Input data:

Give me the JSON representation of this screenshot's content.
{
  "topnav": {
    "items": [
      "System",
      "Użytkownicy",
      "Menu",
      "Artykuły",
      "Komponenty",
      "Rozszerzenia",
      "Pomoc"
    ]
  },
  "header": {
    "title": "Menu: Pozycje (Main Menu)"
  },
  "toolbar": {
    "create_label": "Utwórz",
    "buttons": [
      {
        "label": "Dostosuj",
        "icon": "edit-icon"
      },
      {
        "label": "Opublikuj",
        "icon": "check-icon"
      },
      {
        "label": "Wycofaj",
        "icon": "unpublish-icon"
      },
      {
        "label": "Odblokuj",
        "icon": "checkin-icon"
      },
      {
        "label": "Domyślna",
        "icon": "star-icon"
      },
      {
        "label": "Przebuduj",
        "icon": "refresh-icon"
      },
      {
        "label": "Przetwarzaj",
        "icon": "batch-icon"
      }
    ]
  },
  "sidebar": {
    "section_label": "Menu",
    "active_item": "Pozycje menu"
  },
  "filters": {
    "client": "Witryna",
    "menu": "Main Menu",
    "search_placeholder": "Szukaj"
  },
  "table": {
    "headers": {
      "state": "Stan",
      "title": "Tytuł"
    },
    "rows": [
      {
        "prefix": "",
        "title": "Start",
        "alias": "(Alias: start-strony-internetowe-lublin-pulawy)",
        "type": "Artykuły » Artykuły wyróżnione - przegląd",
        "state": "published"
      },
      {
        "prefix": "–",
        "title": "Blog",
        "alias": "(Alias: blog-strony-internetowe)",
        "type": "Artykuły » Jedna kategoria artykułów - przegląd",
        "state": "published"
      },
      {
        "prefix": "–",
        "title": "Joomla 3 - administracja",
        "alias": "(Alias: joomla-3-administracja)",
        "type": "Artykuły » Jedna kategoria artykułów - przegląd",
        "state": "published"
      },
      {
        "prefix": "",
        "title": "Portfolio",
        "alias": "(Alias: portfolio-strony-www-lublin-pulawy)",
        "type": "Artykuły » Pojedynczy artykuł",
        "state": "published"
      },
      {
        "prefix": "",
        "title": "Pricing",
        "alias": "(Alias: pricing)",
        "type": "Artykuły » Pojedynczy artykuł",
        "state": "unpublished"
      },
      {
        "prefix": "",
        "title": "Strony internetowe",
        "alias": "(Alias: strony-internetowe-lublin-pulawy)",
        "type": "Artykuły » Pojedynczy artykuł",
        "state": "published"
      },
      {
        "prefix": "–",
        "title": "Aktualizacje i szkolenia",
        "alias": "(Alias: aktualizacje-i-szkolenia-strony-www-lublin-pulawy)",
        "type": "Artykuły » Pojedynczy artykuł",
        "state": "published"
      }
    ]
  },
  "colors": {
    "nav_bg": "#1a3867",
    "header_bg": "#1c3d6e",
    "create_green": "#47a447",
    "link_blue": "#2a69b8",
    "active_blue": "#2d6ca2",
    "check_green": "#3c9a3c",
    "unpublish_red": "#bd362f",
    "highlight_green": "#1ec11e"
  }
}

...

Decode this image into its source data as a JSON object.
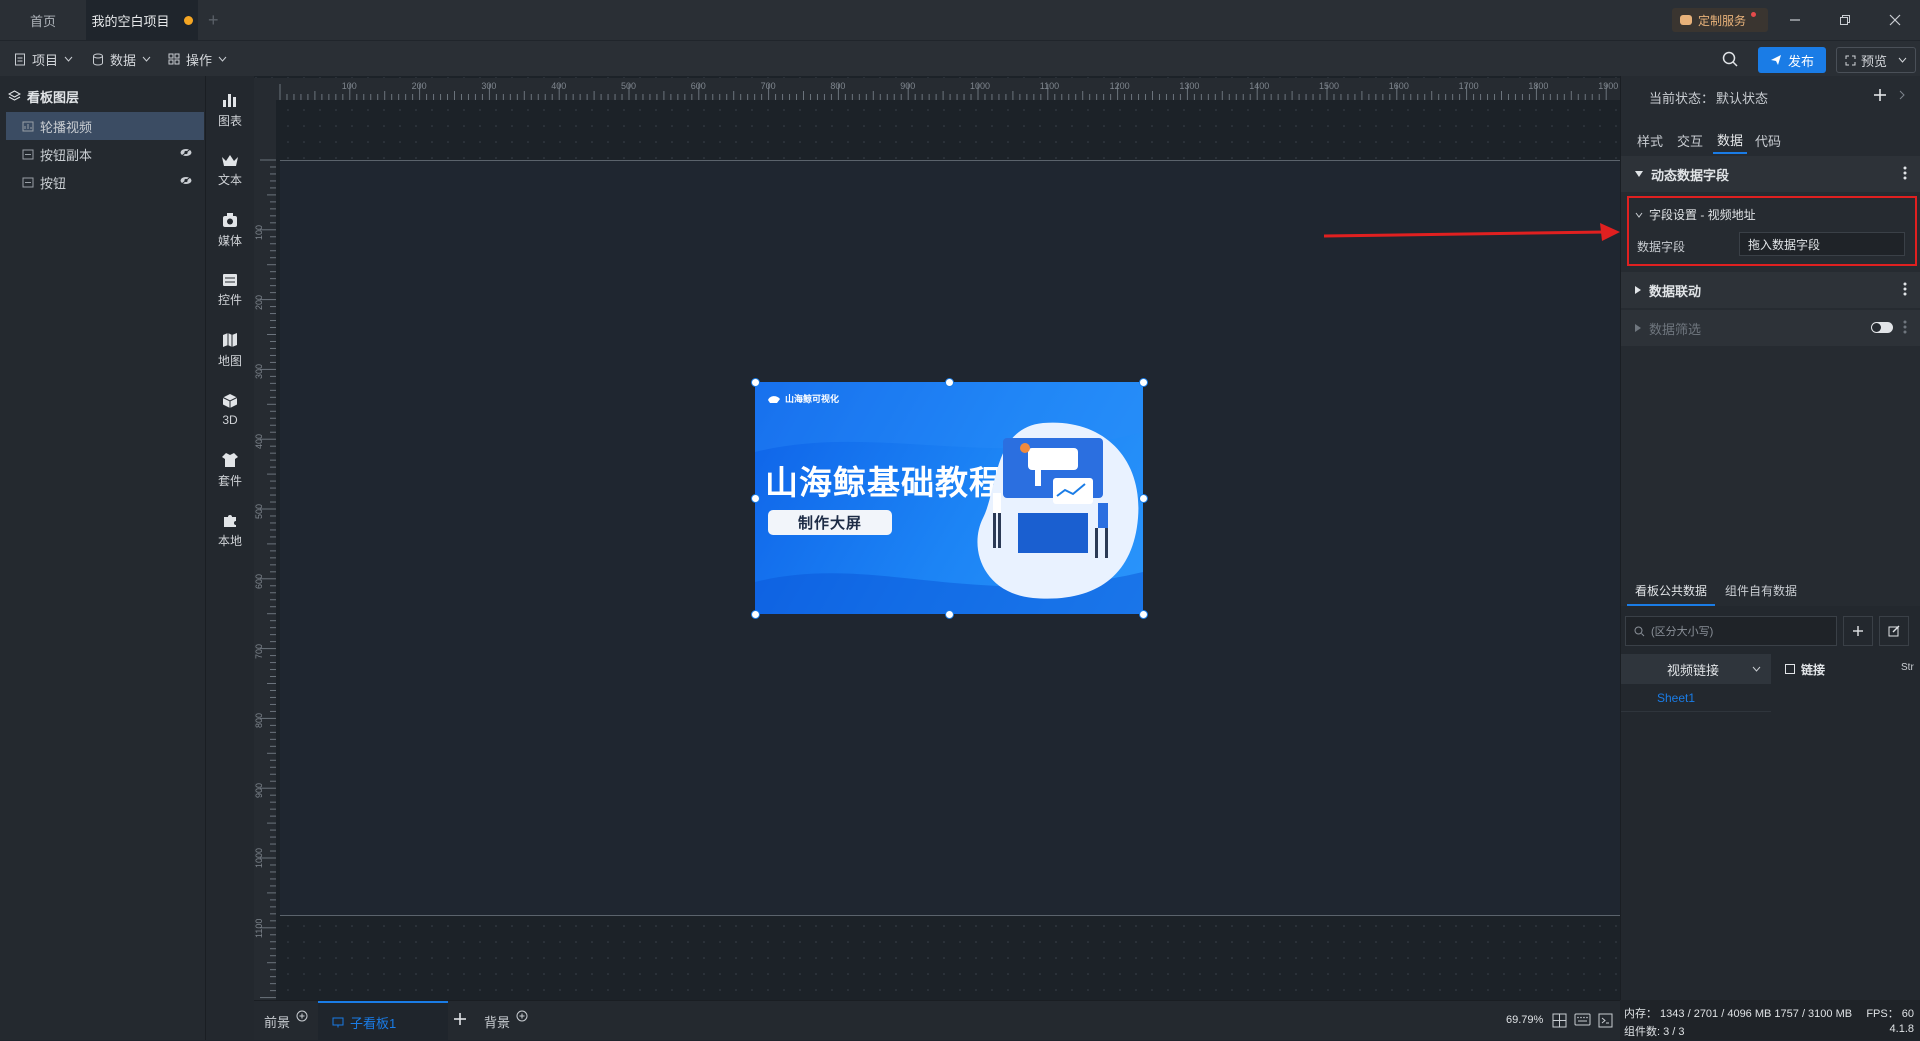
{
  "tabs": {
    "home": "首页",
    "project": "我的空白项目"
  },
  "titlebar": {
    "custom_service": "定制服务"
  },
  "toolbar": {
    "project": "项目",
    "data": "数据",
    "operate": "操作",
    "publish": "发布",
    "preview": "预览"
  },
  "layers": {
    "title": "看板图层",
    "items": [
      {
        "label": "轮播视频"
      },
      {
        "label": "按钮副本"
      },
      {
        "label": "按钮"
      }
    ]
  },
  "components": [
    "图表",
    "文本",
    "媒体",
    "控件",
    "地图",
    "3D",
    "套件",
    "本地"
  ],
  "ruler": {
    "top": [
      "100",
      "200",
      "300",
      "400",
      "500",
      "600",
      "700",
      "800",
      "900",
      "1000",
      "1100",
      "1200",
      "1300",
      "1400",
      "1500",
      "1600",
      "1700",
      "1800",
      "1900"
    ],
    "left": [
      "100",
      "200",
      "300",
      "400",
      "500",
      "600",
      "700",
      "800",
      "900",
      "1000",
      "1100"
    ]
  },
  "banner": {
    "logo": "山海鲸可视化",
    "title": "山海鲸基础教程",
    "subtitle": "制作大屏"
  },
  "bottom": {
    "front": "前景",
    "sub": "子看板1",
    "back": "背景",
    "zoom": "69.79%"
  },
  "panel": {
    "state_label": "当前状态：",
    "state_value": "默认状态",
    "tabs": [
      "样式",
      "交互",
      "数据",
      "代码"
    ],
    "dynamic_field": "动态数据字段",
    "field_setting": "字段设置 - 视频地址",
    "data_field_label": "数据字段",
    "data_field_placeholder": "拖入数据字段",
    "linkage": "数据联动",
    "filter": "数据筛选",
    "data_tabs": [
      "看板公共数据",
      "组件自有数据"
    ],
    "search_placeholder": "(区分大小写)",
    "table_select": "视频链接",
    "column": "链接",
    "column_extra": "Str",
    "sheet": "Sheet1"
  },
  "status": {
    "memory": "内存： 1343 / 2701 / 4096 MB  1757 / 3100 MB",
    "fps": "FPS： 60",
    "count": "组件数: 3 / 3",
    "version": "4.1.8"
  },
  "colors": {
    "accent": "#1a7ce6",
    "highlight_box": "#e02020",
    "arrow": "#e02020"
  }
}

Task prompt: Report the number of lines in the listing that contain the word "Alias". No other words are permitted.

Problem solution: 7